YOUR GOAL –
Each entry that follows is to be retyped exactly. Pictures do not belong in the copy.

SUPPLIED DATA –
########

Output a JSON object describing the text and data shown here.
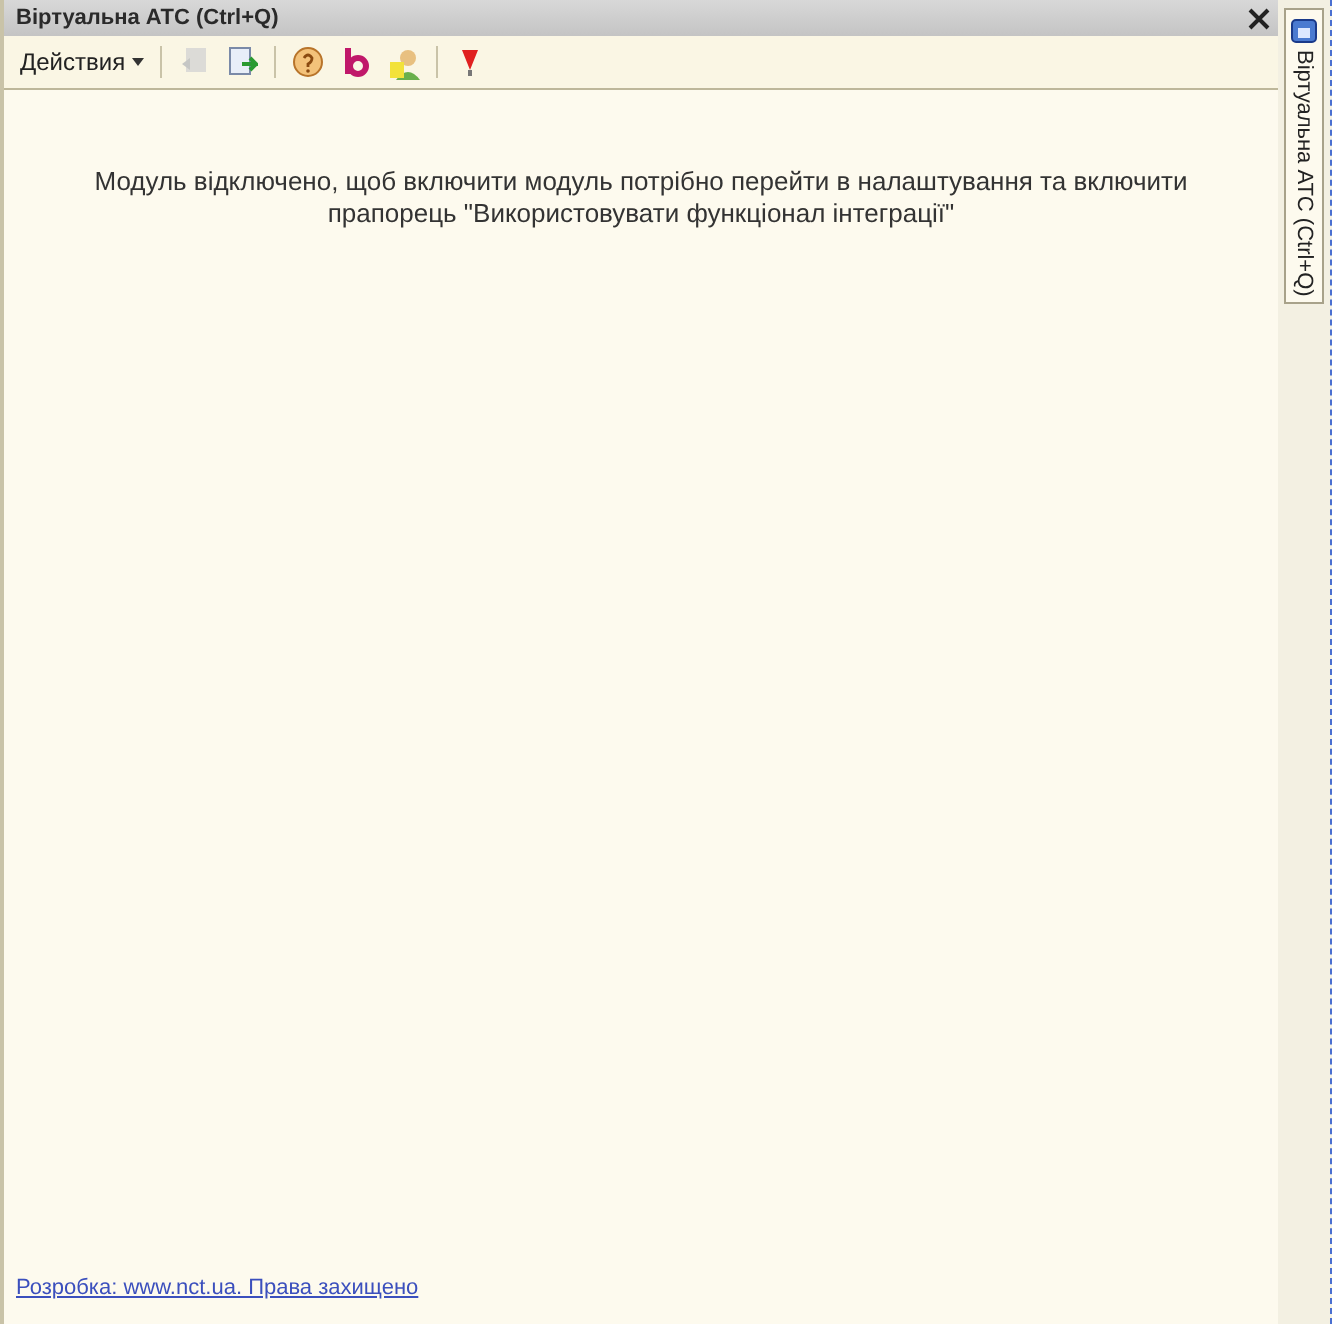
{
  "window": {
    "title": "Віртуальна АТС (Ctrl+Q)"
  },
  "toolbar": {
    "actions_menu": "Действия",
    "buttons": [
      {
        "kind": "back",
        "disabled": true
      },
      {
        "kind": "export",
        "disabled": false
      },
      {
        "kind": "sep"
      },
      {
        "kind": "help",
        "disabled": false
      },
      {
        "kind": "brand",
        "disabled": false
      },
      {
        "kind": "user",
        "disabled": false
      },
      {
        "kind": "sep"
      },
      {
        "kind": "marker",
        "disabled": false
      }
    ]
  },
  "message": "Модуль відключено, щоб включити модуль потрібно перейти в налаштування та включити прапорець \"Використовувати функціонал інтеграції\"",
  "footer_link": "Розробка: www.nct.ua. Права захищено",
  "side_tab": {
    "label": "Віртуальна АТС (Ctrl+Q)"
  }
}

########

ANSWER FOR THE TASK –
Output a JSON object describing the text and data shown here.
{
  "window": {
    "title": "Віртуальна АТС (Ctrl+Q)"
  },
  "toolbar": {
    "actions_menu": "Действия",
    "buttons": [
      {
        "kind": "back",
        "disabled": true
      },
      {
        "kind": "export",
        "disabled": false
      },
      {
        "kind": "sep"
      },
      {
        "kind": "help",
        "disabled": false
      },
      {
        "kind": "brand",
        "disabled": false
      },
      {
        "kind": "user",
        "disabled": false
      },
      {
        "kind": "sep"
      },
      {
        "kind": "marker",
        "disabled": false
      }
    ]
  },
  "message": "Модуль відключено, щоб включити модуль потрібно перейти в налаштування та включити прапорець \"Використовувати функціонал інтеграції\"",
  "footer_link": "Розробка: www.nct.ua. Права захищено",
  "side_tab": {
    "label": "Віртуальна АТС (Ctrl+Q)"
  }
}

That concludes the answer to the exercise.